### Task details
The expected response is a copy of every line in the entries below that includes the word "Operator".

=== Source material ===

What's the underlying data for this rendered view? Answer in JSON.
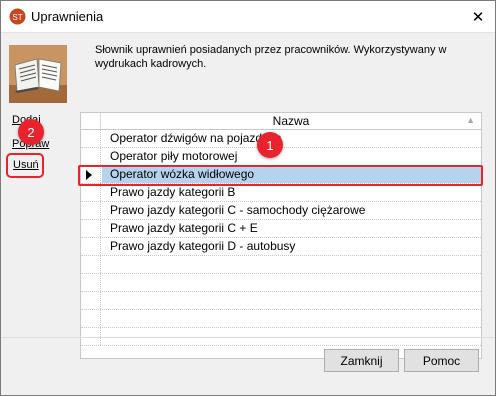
{
  "window": {
    "title": "Uprawnienia",
    "close_glyph": "✕",
    "app_icon": "app-logo-icon"
  },
  "description": "Słownik uprawnień posiadanych przez pracowników. Wykorzystywany w wydrukach kadrowych.",
  "actions": {
    "add": "Dodaj",
    "edit": "Popraw",
    "delete": "Usuń"
  },
  "grid": {
    "column_header": "Nazwa",
    "sort_glyph": "▲",
    "selected_index": 2,
    "rows": [
      "Operator dźwigów na pojazdach",
      "Operator piły motorowej",
      "Operator wózka widłowego",
      "Prawo jazdy kategorii B",
      "Prawo jazdy kategorii C - samochody ciężarowe",
      "Prawo jazdy kategorii C + E",
      "Prawo jazdy kategorii D - autobusy",
      "",
      "",
      "",
      "",
      ""
    ]
  },
  "annotations": {
    "badge_1": "1",
    "badge_2": "2",
    "highlight_color": "#e8232d"
  },
  "buttons": {
    "close": "Zamknij",
    "help": "Pomoc"
  },
  "colors": {
    "selection": "#b5d3ef",
    "window_bg": "#f0f0f0"
  }
}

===

### Response area
      "Operator dźwigów na pojazdach",
      "Operator piły motorowej",
      "Operator wózka widłowego",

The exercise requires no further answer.